» Exercise objective
Return every entry below without altering a word.

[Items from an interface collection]
____

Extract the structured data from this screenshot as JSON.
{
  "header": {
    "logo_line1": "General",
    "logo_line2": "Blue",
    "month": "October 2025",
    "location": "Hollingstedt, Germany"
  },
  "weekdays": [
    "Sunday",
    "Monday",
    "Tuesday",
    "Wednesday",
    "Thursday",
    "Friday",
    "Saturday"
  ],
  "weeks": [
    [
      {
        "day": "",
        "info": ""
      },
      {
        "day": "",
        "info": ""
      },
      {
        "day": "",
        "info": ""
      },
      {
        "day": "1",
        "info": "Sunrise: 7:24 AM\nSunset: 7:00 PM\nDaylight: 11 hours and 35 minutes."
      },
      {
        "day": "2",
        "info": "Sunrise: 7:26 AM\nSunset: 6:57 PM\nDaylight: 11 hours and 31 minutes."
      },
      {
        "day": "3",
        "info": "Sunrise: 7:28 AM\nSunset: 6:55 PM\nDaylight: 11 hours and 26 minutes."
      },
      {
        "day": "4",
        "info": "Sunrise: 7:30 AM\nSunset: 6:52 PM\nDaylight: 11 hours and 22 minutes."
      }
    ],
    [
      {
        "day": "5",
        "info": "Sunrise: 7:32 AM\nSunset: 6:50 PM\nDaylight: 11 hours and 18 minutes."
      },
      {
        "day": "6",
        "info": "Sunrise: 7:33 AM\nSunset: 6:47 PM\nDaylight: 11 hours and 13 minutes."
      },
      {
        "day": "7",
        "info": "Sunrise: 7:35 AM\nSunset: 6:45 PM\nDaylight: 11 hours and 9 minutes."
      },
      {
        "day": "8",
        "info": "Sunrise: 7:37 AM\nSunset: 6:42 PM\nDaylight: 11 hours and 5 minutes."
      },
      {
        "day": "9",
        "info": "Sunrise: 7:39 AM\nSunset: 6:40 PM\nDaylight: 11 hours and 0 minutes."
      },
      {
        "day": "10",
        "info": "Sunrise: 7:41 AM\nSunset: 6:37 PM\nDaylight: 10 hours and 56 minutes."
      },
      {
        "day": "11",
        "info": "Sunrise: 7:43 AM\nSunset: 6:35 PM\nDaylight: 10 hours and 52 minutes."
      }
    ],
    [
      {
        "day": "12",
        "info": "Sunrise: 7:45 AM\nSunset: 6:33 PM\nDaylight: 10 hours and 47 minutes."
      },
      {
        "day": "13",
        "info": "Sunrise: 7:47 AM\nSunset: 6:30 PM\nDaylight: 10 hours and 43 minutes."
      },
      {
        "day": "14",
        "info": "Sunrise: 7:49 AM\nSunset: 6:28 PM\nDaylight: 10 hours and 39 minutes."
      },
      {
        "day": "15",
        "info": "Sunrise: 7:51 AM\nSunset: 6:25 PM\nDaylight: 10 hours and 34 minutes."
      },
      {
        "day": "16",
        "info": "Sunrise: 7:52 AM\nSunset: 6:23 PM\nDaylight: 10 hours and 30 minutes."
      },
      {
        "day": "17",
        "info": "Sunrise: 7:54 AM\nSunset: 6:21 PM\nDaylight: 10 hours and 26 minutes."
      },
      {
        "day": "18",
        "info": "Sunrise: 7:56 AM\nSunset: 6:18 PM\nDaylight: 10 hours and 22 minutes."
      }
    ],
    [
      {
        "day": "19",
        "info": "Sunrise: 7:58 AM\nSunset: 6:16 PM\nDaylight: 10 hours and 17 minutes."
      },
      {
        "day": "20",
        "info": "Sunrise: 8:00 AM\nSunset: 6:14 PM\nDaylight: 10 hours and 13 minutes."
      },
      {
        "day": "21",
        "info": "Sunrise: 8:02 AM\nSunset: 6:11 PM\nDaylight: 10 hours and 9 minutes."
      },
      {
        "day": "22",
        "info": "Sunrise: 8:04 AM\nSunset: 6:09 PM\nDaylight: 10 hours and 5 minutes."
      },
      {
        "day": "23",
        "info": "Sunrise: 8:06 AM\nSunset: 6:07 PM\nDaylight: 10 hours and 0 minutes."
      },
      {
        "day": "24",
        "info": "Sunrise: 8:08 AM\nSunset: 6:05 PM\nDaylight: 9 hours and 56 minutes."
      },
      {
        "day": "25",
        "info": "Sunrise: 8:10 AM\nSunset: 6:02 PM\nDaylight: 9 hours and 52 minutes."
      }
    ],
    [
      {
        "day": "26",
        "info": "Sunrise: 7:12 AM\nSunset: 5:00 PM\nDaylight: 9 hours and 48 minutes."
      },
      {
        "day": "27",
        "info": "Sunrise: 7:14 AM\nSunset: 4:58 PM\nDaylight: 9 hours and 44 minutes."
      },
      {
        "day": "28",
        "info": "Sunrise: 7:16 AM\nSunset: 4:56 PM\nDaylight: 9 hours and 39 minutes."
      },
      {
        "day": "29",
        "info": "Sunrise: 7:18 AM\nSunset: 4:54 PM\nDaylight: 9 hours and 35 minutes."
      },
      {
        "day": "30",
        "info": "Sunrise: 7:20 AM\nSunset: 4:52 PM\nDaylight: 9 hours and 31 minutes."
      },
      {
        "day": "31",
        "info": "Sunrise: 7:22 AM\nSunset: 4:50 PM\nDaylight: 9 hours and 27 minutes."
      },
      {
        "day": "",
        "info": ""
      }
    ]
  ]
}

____

» Exercise solution
Extract the structured data from this screenshot as JSON.
{
  "header": {
    "logo_line1": "General",
    "logo_line2": "Blue",
    "month": "October 2025",
    "location": "Hollingstedt, Germany"
  },
  "weekdays": [
    "Sunday",
    "Monday",
    "Tuesday",
    "Wednesday",
    "Thursday",
    "Friday",
    "Saturday"
  ],
  "weeks": [
    [
      {
        "day": "",
        "info": ""
      },
      {
        "day": "",
        "info": ""
      },
      {
        "day": "",
        "info": ""
      },
      {
        "day": "1",
        "info": "Sunrise: 7:24 AM\nSunset: 7:00 PM\nDaylight: 11 hours and 35 minutes."
      },
      {
        "day": "2",
        "info": "Sunrise: 7:26 AM\nSunset: 6:57 PM\nDaylight: 11 hours and 31 minutes."
      },
      {
        "day": "3",
        "info": "Sunrise: 7:28 AM\nSunset: 6:55 PM\nDaylight: 11 hours and 26 minutes."
      },
      {
        "day": "4",
        "info": "Sunrise: 7:30 AM\nSunset: 6:52 PM\nDaylight: 11 hours and 22 minutes."
      }
    ],
    [
      {
        "day": "5",
        "info": "Sunrise: 7:32 AM\nSunset: 6:50 PM\nDaylight: 11 hours and 18 minutes."
      },
      {
        "day": "6",
        "info": "Sunrise: 7:33 AM\nSunset: 6:47 PM\nDaylight: 11 hours and 13 minutes."
      },
      {
        "day": "7",
        "info": "Sunrise: 7:35 AM\nSunset: 6:45 PM\nDaylight: 11 hours and 9 minutes."
      },
      {
        "day": "8",
        "info": "Sunrise: 7:37 AM\nSunset: 6:42 PM\nDaylight: 11 hours and 5 minutes."
      },
      {
        "day": "9",
        "info": "Sunrise: 7:39 AM\nSunset: 6:40 PM\nDaylight: 11 hours and 0 minutes."
      },
      {
        "day": "10",
        "info": "Sunrise: 7:41 AM\nSunset: 6:37 PM\nDaylight: 10 hours and 56 minutes."
      },
      {
        "day": "11",
        "info": "Sunrise: 7:43 AM\nSunset: 6:35 PM\nDaylight: 10 hours and 52 minutes."
      }
    ],
    [
      {
        "day": "12",
        "info": "Sunrise: 7:45 AM\nSunset: 6:33 PM\nDaylight: 10 hours and 47 minutes."
      },
      {
        "day": "13",
        "info": "Sunrise: 7:47 AM\nSunset: 6:30 PM\nDaylight: 10 hours and 43 minutes."
      },
      {
        "day": "14",
        "info": "Sunrise: 7:49 AM\nSunset: 6:28 PM\nDaylight: 10 hours and 39 minutes."
      },
      {
        "day": "15",
        "info": "Sunrise: 7:51 AM\nSunset: 6:25 PM\nDaylight: 10 hours and 34 minutes."
      },
      {
        "day": "16",
        "info": "Sunrise: 7:52 AM\nSunset: 6:23 PM\nDaylight: 10 hours and 30 minutes."
      },
      {
        "day": "17",
        "info": "Sunrise: 7:54 AM\nSunset: 6:21 PM\nDaylight: 10 hours and 26 minutes."
      },
      {
        "day": "18",
        "info": "Sunrise: 7:56 AM\nSunset: 6:18 PM\nDaylight: 10 hours and 22 minutes."
      }
    ],
    [
      {
        "day": "19",
        "info": "Sunrise: 7:58 AM\nSunset: 6:16 PM\nDaylight: 10 hours and 17 minutes."
      },
      {
        "day": "20",
        "info": "Sunrise: 8:00 AM\nSunset: 6:14 PM\nDaylight: 10 hours and 13 minutes."
      },
      {
        "day": "21",
        "info": "Sunrise: 8:02 AM\nSunset: 6:11 PM\nDaylight: 10 hours and 9 minutes."
      },
      {
        "day": "22",
        "info": "Sunrise: 8:04 AM\nSunset: 6:09 PM\nDaylight: 10 hours and 5 minutes."
      },
      {
        "day": "23",
        "info": "Sunrise: 8:06 AM\nSunset: 6:07 PM\nDaylight: 10 hours and 0 minutes."
      },
      {
        "day": "24",
        "info": "Sunrise: 8:08 AM\nSunset: 6:05 PM\nDaylight: 9 hours and 56 minutes."
      },
      {
        "day": "25",
        "info": "Sunrise: 8:10 AM\nSunset: 6:02 PM\nDaylight: 9 hours and 52 minutes."
      }
    ],
    [
      {
        "day": "26",
        "info": "Sunrise: 7:12 AM\nSunset: 5:00 PM\nDaylight: 9 hours and 48 minutes."
      },
      {
        "day": "27",
        "info": "Sunrise: 7:14 AM\nSunset: 4:58 PM\nDaylight: 9 hours and 44 minutes."
      },
      {
        "day": "28",
        "info": "Sunrise: 7:16 AM\nSunset: 4:56 PM\nDaylight: 9 hours and 39 minutes."
      },
      {
        "day": "29",
        "info": "Sunrise: 7:18 AM\nSunset: 4:54 PM\nDaylight: 9 hours and 35 minutes."
      },
      {
        "day": "30",
        "info": "Sunrise: 7:20 AM\nSunset: 4:52 PM\nDaylight: 9 hours and 31 minutes."
      },
      {
        "day": "31",
        "info": "Sunrise: 7:22 AM\nSunset: 4:50 PM\nDaylight: 9 hours and 27 minutes."
      },
      {
        "day": "",
        "info": ""
      }
    ]
  ]
}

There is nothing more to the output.